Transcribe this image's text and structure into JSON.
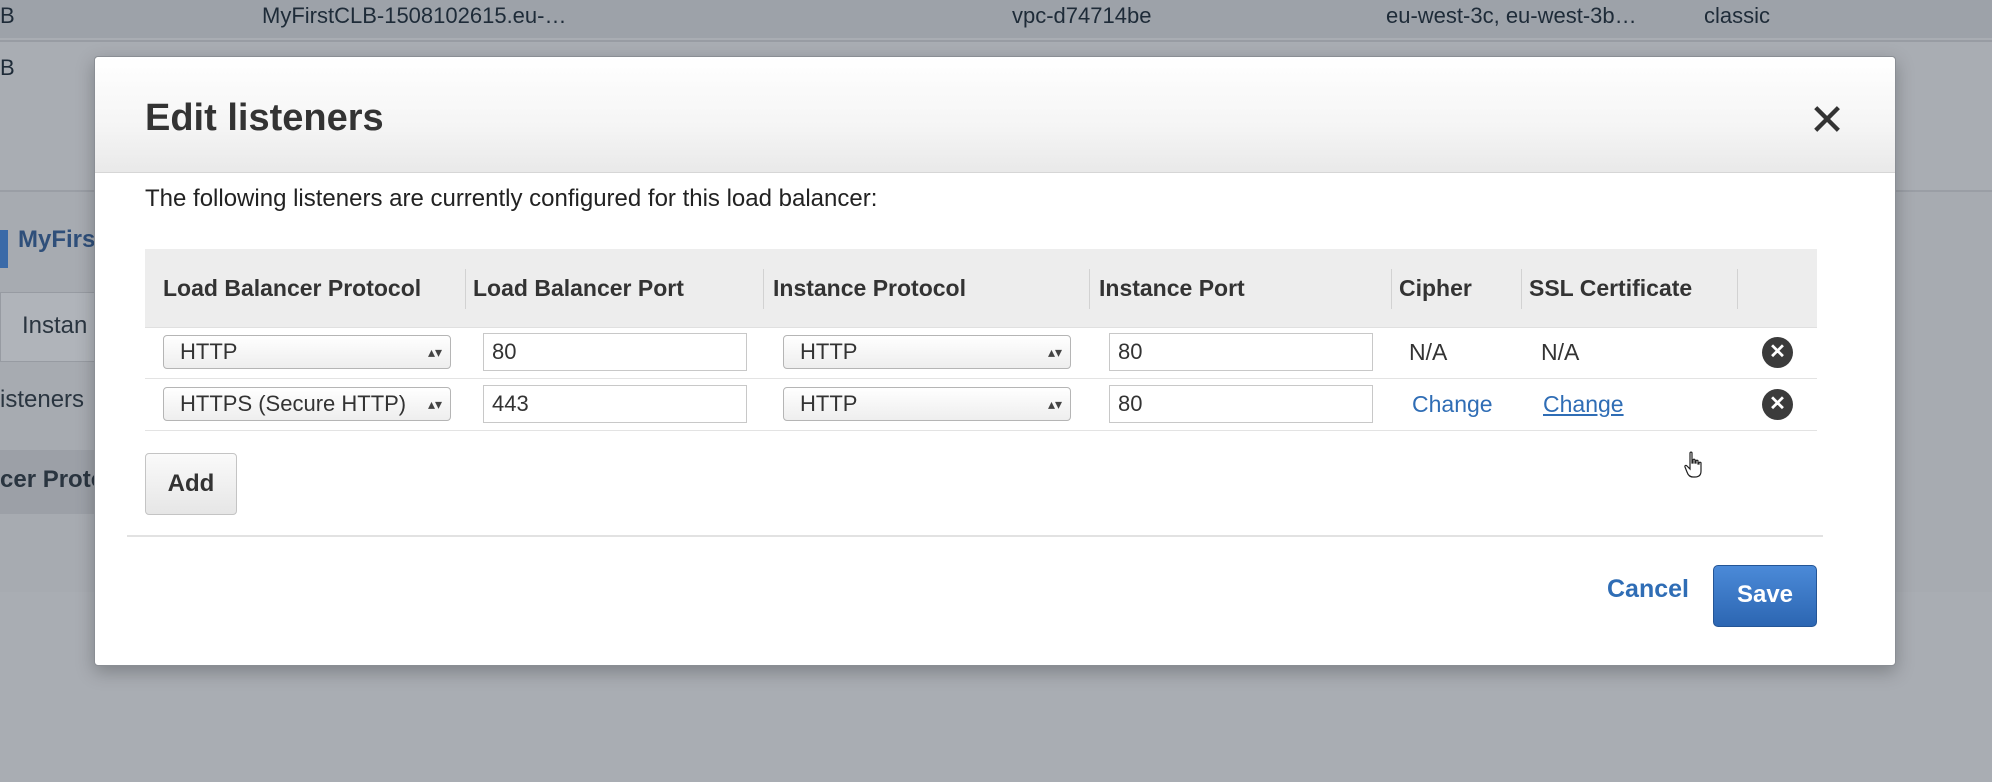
{
  "background": {
    "row1": {
      "col1": "B",
      "dns_name": "MyFirstCLB-1508102615.eu-…",
      "vpc": "vpc-d74714be",
      "zones": "eu-west-3c, eu-west-3b…",
      "type": "classic"
    },
    "row2": {
      "col1": "B"
    },
    "selected_name": "MyFirs",
    "tab_partial": "Instan",
    "listeners_partial": "isteners",
    "column_partial": "cer Proto"
  },
  "modal": {
    "title": "Edit listeners",
    "close_glyph": "✕",
    "intro": "The following listeners are currently configured for this load balancer:",
    "columns": {
      "lb_protocol": "Load Balancer Protocol",
      "lb_port": "Load Balancer Port",
      "instance_protocol": "Instance Protocol",
      "instance_port": "Instance Port",
      "cipher": "Cipher",
      "ssl_certificate": "SSL Certificate"
    },
    "rows": [
      {
        "lb_protocol": "HTTP",
        "lb_port": "80",
        "instance_protocol": "HTTP",
        "instance_port": "80",
        "cipher": "N/A",
        "ssl_certificate": "N/A"
      },
      {
        "lb_protocol": "HTTPS (Secure HTTP)",
        "lb_port": "443",
        "instance_protocol": "HTTP",
        "instance_port": "80",
        "cipher": "Change",
        "ssl_certificate": "Change"
      }
    ],
    "remove_glyph": "✕",
    "select_arrows": "▴▾",
    "add_label": "Add",
    "cancel_label": "Cancel",
    "save_label": "Save"
  },
  "colors": {
    "link": "#2f6db5",
    "primary_button": "#3a78c8",
    "overlay": "#a9adb3"
  }
}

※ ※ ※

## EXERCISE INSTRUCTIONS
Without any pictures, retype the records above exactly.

## FINISHED TASK
Transcribe this image's text and structure into JSON.
{
  "background": {
    "row1": {
      "col1": "B",
      "dns_name": "MyFirstCLB-1508102615.eu-…",
      "vpc": "vpc-d74714be",
      "zones": "eu-west-3c, eu-west-3b…",
      "type": "classic"
    },
    "row2": {
      "col1": "B"
    },
    "selected_name": "MyFirs",
    "tab_partial": "Instan",
    "listeners_partial": "isteners",
    "column_partial": "cer Proto"
  },
  "modal": {
    "title": "Edit listeners",
    "close_glyph": "✕",
    "intro": "The following listeners are currently configured for this load balancer:",
    "columns": {
      "lb_protocol": "Load Balancer Protocol",
      "lb_port": "Load Balancer Port",
      "instance_protocol": "Instance Protocol",
      "instance_port": "Instance Port",
      "cipher": "Cipher",
      "ssl_certificate": "SSL Certificate"
    },
    "rows": [
      {
        "lb_protocol": "HTTP",
        "lb_port": "80",
        "instance_protocol": "HTTP",
        "instance_port": "80",
        "cipher": "N/A",
        "ssl_certificate": "N/A"
      },
      {
        "lb_protocol": "HTTPS (Secure HTTP)",
        "lb_port": "443",
        "instance_protocol": "HTTP",
        "instance_port": "80",
        "cipher": "Change",
        "ssl_certificate": "Change"
      }
    ],
    "remove_glyph": "✕",
    "select_arrows": "▴▾",
    "add_label": "Add",
    "cancel_label": "Cancel",
    "save_label": "Save"
  },
  "colors": {
    "link": "#2f6db5",
    "primary_button": "#3a78c8",
    "overlay": "#a9adb3"
  }
}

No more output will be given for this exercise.